Dr Denise Hanrahan Wells
- American Gothic
- Film and Literature of the 1980s
Professor Jude Davies
- Identity issues in contemporary US culture
- Theodore Dreiser
- The birth of consumerism in the US in the early twentieth century
Dr Francis Mason
- Postmodern literature and culture
- Cyberculture and new technologies
- Film genres (in particular Crime and Science Fiction)
- Contemporary American culture
Carol Smith (Senior Fellow in Teaching and Learning)
- Sex and the City and Chick lit
- African American culture
- American contemporary film and culture
Dr William Sheward
- The American Presidency
- Contemporary political issues, especially the South
- American Foreign Relations
- American material culture
- Conspiracy theories and cultures of conspiracy in the contemporary USA
For more information about our regulations for this course, please see our Academic Regulations, Policies and Procedures library
The University is committed to providing timely and appropriate feedback to students on their academic progress and achievement, enabling them to reflect on their progress and plan their academic and skills development effectively. Students are also encouraged to seek additional feedback from their course tutors and lecturers.
At the University of Winchester validated programmes may adopt a range of means of assessing your learning. An indicative, and not necessarily comprehensive, list of assessment types you might encounter includes essays, portfolios, supervised independent work, presentations, written exams, or practical performances. The University is committed to ensuring that all students have an equal opportunity to achieve module learning outcomes. As such, where appropriate and necessary, students with recognised disabilities may have alternative assignments set that continue to test how successfully they have met the module's learning outcomes. Further details on assessment types used in the programme you are interested in can be found on the course page, by attending an Open Day/Evening, or contacting our teaching staff.

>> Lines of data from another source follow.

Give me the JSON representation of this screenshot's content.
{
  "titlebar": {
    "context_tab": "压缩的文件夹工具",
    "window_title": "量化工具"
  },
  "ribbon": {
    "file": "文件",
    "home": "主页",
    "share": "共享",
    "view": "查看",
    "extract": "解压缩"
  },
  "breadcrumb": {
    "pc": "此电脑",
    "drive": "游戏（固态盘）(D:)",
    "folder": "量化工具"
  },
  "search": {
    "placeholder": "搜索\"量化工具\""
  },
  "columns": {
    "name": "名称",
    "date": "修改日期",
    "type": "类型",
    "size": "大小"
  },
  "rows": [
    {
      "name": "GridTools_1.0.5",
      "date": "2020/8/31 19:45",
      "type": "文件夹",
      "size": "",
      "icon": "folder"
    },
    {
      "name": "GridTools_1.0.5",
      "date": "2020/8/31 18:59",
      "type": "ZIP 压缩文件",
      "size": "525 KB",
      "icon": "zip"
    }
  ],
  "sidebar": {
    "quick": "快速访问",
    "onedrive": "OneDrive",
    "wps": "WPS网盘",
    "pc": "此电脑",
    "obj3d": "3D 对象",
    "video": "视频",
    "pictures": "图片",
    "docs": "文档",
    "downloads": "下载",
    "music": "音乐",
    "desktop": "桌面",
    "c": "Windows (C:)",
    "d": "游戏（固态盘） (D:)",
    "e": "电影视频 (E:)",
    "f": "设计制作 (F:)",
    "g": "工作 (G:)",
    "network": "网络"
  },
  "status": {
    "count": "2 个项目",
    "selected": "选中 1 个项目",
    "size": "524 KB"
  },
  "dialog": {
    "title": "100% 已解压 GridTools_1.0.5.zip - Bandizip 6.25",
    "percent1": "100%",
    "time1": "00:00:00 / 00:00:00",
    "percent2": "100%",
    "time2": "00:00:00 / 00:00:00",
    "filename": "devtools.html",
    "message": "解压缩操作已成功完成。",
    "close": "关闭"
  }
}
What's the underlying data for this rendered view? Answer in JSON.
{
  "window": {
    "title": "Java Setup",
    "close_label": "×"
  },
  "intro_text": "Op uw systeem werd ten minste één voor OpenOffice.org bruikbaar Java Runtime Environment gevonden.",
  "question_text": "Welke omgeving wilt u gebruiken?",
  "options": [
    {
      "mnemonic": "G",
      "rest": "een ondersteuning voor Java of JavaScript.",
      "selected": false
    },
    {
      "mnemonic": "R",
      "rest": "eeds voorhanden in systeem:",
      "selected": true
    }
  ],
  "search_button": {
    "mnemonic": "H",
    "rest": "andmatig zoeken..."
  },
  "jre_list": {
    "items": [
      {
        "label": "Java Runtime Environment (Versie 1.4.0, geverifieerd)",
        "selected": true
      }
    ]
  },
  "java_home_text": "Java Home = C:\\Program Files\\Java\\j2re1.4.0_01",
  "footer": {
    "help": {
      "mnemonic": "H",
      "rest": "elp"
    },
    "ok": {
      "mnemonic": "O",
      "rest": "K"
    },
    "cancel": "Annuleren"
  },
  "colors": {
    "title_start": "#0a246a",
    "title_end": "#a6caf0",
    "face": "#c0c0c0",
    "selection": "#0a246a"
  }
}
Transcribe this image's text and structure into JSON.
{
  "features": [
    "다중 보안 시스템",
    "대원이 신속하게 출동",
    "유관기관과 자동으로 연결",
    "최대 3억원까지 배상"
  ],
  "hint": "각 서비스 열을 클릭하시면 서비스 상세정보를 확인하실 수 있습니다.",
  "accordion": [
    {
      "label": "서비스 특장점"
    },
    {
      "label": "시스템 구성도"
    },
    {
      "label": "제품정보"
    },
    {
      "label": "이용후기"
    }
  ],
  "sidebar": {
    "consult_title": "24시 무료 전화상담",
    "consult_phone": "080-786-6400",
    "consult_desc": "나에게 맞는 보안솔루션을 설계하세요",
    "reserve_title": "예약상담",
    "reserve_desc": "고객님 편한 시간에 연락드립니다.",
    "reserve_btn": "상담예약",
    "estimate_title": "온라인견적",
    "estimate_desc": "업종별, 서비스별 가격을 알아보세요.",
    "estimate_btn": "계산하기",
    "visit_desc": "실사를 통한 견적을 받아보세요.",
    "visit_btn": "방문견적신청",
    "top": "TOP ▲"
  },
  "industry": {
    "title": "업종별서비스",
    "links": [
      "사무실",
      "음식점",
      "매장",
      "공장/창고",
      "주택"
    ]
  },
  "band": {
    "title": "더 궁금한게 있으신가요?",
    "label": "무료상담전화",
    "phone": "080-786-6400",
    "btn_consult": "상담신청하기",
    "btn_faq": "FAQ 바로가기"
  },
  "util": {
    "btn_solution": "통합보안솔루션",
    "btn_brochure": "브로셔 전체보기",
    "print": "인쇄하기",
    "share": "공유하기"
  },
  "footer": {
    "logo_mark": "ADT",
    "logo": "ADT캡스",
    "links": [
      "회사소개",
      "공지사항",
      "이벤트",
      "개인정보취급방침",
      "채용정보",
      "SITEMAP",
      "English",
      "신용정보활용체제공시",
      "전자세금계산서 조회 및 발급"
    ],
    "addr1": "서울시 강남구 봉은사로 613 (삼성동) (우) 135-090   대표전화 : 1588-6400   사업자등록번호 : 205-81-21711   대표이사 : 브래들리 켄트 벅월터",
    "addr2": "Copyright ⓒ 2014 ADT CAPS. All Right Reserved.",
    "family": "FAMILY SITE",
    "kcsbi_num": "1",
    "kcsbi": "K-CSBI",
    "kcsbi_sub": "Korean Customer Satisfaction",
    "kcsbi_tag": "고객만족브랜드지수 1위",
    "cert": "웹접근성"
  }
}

Graduates go on to work within business, creative industries, journalism, teaching and the public sector.
For more information about graduate employment visit From Freshers to Future - what will yours be?
For more information about graduate employment for the English, Creative Writing and American Studies department
At the University of Winchester, we are committed to ensuring all our students gain employability skills to enable you to enter graduate level jobs and pursue the profession of your choice, for more information please read the Employability Statement.
The Destinations of Leavers from Higher Education (DLHE) record collects information about what those completing university go on to do six months after graduation. The Careers Service undertakes DLHE on an annual basis through surveys and a data collection process. DLHE is designed and strictly controlled by HESA.
While DLHE provides accurate information about first destinations, the data need to be viewed with some degree of care. Six months after leaving university is often a time of much uncertainty and change for leavers; many will be unsure of their long-term career plans and may take a temporary job or time out. The destinations of graduates only six months out of university do not necessarily reflect longer term career success and are therefore a crude measure of employability. Therefore, DLHE data should be viewed as merely a 'snapshot' of one particular year's experiences at a specific point in time.